The alliance welcomed Microsoft in late 2013, by which time it already counted Google, PayPal and MasterCard among its members. The group launched its first set of specifications just a couple of months ago, in December 2014.
These specifications aimed to pin down how various types of passwordless and second-factor technologies – ranging from smartphone fingerprint readers to USB dongles – will interact with the various sites and services which want to use them to better identify their users.
Now Microsoft has stepped up to the plate and promised to make its glitzy new version of Windows compliant with those specifications, allowing all the devices and software already built along the lines provided by the spec to simply plug in and work when the new platform is released.

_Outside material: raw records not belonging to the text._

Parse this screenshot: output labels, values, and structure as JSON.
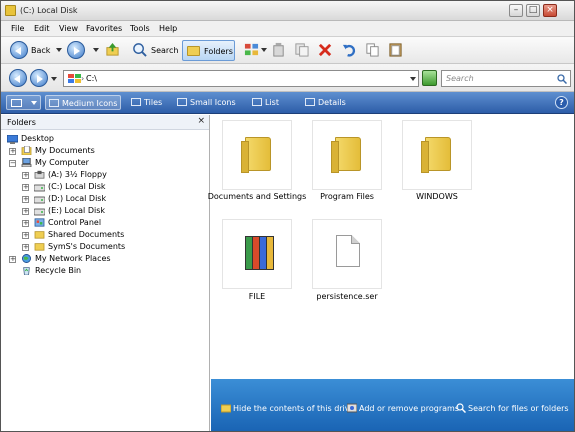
{
  "window": {
    "title": "(C:) Local Disk"
  },
  "menu": [
    "File",
    "Edit",
    "View",
    "Favorites",
    "Tools",
    "Help"
  ],
  "toolbar": {
    "back_label": "Back",
    "search_label": "Search",
    "folders_label": "Folders"
  },
  "address": {
    "value": "C:\\",
    "search_placeholder": "Search"
  },
  "viewbar": {
    "items": [
      "Medium Icons",
      "Tiles",
      "Small Icons",
      "List",
      "Details"
    ],
    "active": "Medium Icons",
    "help": "?"
  },
  "folders_pane": {
    "title": "Folders",
    "close": "×",
    "tree": [
      {
        "label": "Desktop"
      },
      {
        "label": "My Documents"
      },
      {
        "label": "My Computer"
      },
      {
        "label": "(A:) 3½ Floppy"
      },
      {
        "label": "(C:) Local Disk"
      },
      {
        "label": "(D:) Local Disk"
      },
      {
        "label": "(E:) Local Disk"
      },
      {
        "label": "Control Panel"
      },
      {
        "label": "Shared Documents"
      },
      {
        "label": "SymS's Documents"
      },
      {
        "label": "My Network Places"
      },
      {
        "label": "Recycle Bin"
      }
    ]
  },
  "files": [
    {
      "name": "Documents and Settings",
      "type": "folder"
    },
    {
      "name": "Program Files",
      "type": "folder"
    },
    {
      "name": "WINDOWS",
      "type": "folder"
    },
    {
      "name": "FILE",
      "type": "books"
    },
    {
      "name": "persistence.ser",
      "type": "document"
    }
  ],
  "tasks": [
    "Hide the contents of this drive",
    "Add or remove programs",
    "Search for files or folders"
  ]
}
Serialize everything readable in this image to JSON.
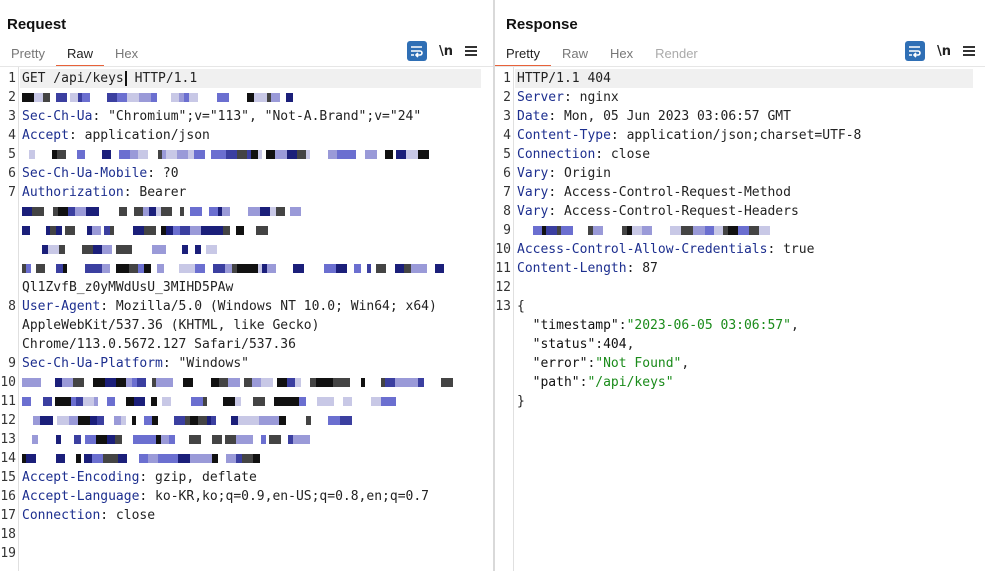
{
  "request": {
    "title": "Request",
    "tabs": [
      {
        "label": "Pretty",
        "active": false
      },
      {
        "label": "Raw",
        "active": true
      },
      {
        "label": "Hex",
        "active": false
      }
    ],
    "newline_label": "\\n",
    "lines": [
      {
        "n": "1",
        "text": "GET /api/keys HTTP/1.1"
      },
      {
        "n": "2",
        "redacted": true
      },
      {
        "n": "3",
        "key": "Sec-Ch-Ua",
        "value": " \"Chromium\";v=\"113\", \"Not-A.Brand\";v=\"24\""
      },
      {
        "n": "4",
        "key": "Accept",
        "value": " application/json"
      },
      {
        "n": "5",
        "redacted": true
      },
      {
        "n": "6",
        "key": "Sec-Ch-Ua-Mobile",
        "value": " ?0"
      },
      {
        "n": "7",
        "key": "Authorization",
        "value": " Bearer"
      },
      {
        "n": "",
        "redacted": true
      },
      {
        "n": "",
        "redacted": true
      },
      {
        "n": "",
        "redacted": true
      },
      {
        "n": "",
        "redacted": true
      },
      {
        "n": "",
        "text": "Ql1ZvfB_z0yMWdUsU_3MIHD5PAw"
      },
      {
        "n": "8",
        "key": "User-Agent",
        "value": " Mozilla/5.0 (Windows NT 10.0; Win64; x64)"
      },
      {
        "n": "",
        "text": "AppleWebKit/537.36 (KHTML, like Gecko)"
      },
      {
        "n": "",
        "text": "Chrome/113.0.5672.127 Safari/537.36"
      },
      {
        "n": "9",
        "key": "Sec-Ch-Ua-Platform",
        "value": " \"Windows\""
      },
      {
        "n": "10",
        "redacted": true
      },
      {
        "n": "11",
        "redacted": true
      },
      {
        "n": "12",
        "redacted": true
      },
      {
        "n": "13",
        "redacted": true
      },
      {
        "n": "14",
        "redacted": true
      },
      {
        "n": "15",
        "key": "Accept-Encoding",
        "value": " gzip, deflate"
      },
      {
        "n": "16",
        "key": "Accept-Language",
        "value": " ko-KR,ko;q=0.9,en-US;q=0.8,en;q=0.7"
      },
      {
        "n": "17",
        "key": "Connection",
        "value": " close"
      },
      {
        "n": "18",
        "text": ""
      },
      {
        "n": "19",
        "text": ""
      }
    ]
  },
  "response": {
    "title": "Response",
    "tabs": [
      {
        "label": "Pretty",
        "active": true
      },
      {
        "label": "Raw",
        "active": false
      },
      {
        "label": "Hex",
        "active": false
      },
      {
        "label": "Render",
        "active": false,
        "disabled": true
      }
    ],
    "newline_label": "\\n",
    "lines": [
      {
        "n": "1",
        "text": "HTTP/1.1 404"
      },
      {
        "n": "2",
        "key": "Server",
        "value": " nginx"
      },
      {
        "n": "3",
        "key": "Date",
        "value": " Mon, 05 Jun 2023 03:06:57 GMT"
      },
      {
        "n": "4",
        "key": "Content-Type",
        "value": " application/json;charset=UTF-8"
      },
      {
        "n": "5",
        "key": "Connection",
        "value": " close"
      },
      {
        "n": "6",
        "key": "Vary",
        "value": " Origin"
      },
      {
        "n": "7",
        "key": "Vary",
        "value": " Access-Control-Request-Method"
      },
      {
        "n": "8",
        "key": "Vary",
        "value": " Access-Control-Request-Headers"
      },
      {
        "n": "9",
        "redacted": true
      },
      {
        "n": "10",
        "key": "Access-Control-Allow-Credentials",
        "value": " true"
      },
      {
        "n": "11",
        "key": "Content-Length",
        "value": " 87"
      },
      {
        "n": "12",
        "text": ""
      },
      {
        "n": "13",
        "text": "{"
      },
      {
        "n": "",
        "json": [
          {
            "t": "  ",
            "c": "val"
          },
          {
            "t": "\"timestamp\"",
            "c": "jkey"
          },
          {
            "t": ":",
            "c": "val"
          },
          {
            "t": "\"2023-06-05 03:06:57\"",
            "c": "jstr"
          },
          {
            "t": ",",
            "c": "val"
          }
        ]
      },
      {
        "n": "",
        "json": [
          {
            "t": "  ",
            "c": "val"
          },
          {
            "t": "\"status\"",
            "c": "jkey"
          },
          {
            "t": ":",
            "c": "val"
          },
          {
            "t": "404",
            "c": "jnum"
          },
          {
            "t": ",",
            "c": "val"
          }
        ]
      },
      {
        "n": "",
        "json": [
          {
            "t": "  ",
            "c": "val"
          },
          {
            "t": "\"error\"",
            "c": "jkey"
          },
          {
            "t": ":",
            "c": "val"
          },
          {
            "t": "\"Not Found\"",
            "c": "jstr"
          },
          {
            "t": ",",
            "c": "val"
          }
        ]
      },
      {
        "n": "",
        "json": [
          {
            "t": "  ",
            "c": "val"
          },
          {
            "t": "\"path\"",
            "c": "jkey"
          },
          {
            "t": ":",
            "c": "val"
          },
          {
            "t": "\"/api/keys\"",
            "c": "jstr"
          }
        ]
      },
      {
        "n": "",
        "text": "}"
      }
    ]
  }
}
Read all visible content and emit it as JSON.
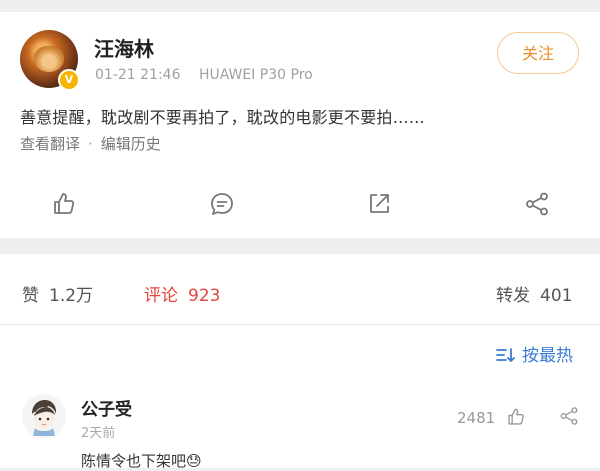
{
  "post": {
    "author": "汪海林",
    "verified_badge": "V",
    "time": "01-21 21:46",
    "device": "HUAWEI P30 Pro",
    "follow_label": "关注",
    "content": "善意提醒，耽改剧不要再拍了，耽改的电影更不要拍……",
    "translate_label": "查看翻译",
    "separator": "·",
    "edit_history_label": "编辑历史"
  },
  "actions": [
    "like-icon",
    "comment-icon",
    "repost-icon",
    "share-icon"
  ],
  "stats": {
    "likes_label": "赞",
    "likes_count": "1.2万",
    "comments_label": "评论",
    "comments_count": "923",
    "reposts_label": "转发",
    "reposts_count": "401"
  },
  "sort": {
    "label": "按最热",
    "icon": "sort-icon"
  },
  "comment": {
    "author": "公子受",
    "time": "2天前",
    "likes": "2481",
    "text": "陈情令也下架吧",
    "emoji": "😓"
  },
  "colors": {
    "accent_orange": "#e8902d",
    "active_red": "#e4463b",
    "link_blue": "#3a7bd5",
    "verified_gold": "#f7b500"
  }
}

Or has it?
You would certainly think that from the headline of the Microsoft blog post making the announcement:
Microsoft Announces FIDO Support Coming to Windows 10
And also from most of the coverage the announcement has received, reveling in the prospect of a future free from the shackles of complexity, length and odd characters that current password systems keep us tangled up in.
Something in the wording of the Microsoft blog post doesn’t sit quite right though; it seems a little misaligned with this joyous feeling.
It doesn’t exactly say “Yea, for we have looked upon the FIDO specification and seen that it is the way and the truth, and we shall follow that way”.
Rather it reads as follows:
Microsoft has contributed design inputs to the Fast IDentity Online (FIDO) Alliance, to be incorporated within FIDO 2.0 Technical Specifications.
And a little later:
Our current implementation in the Windows 10 Technical Preview reflects our inputs into the FIDO 2.0 Specification Technical Working Group
Now this may be overly sceptical, but that sounds a lot more like “Yea, we have developed our Windows 10, and we have gone to FIDO, and we have said look, this is how we’re going to do it, so please rewrite your specification to fit our way of doing things.”
This may be quite wrong of course; it could be that the 1.0 specification just needs a few minor tweaks, and that all those developers of products and websites and other in-betweeny things, the ones who have been beavering away over the last few months to make sure they fit in nicely with those (still pretty new) 1.0 specifications, are all OK and their work is done.
On the other hand, it could mean that something didn’t sit nicely with the way Windows 10 was rolling along, and that there need to be some big changes made in the spec, which may well mean some headaches and extra work to do for everyone else.
That’s the beauty of being a multi-hundredweight gorilla – once you’ve set your mind to something, it’s pretty easy to get everyone else to agree to your way.
Perhaps coincidentally, FIDO recently reorganised its management, with Microsoft Group Program Manager Dustin Ingalls taking the reins as president.
Windows 10 will be released – according to those in the know – some time later in 2015, maybe around September. And it seems like it will almost certainly have some some sort of “password replacement solution”.
Which, potential implementation headaches aside, will surely be a good thing.
In the interests of neutrality, it’s worth pointing out that other password-killing initiatives are also available.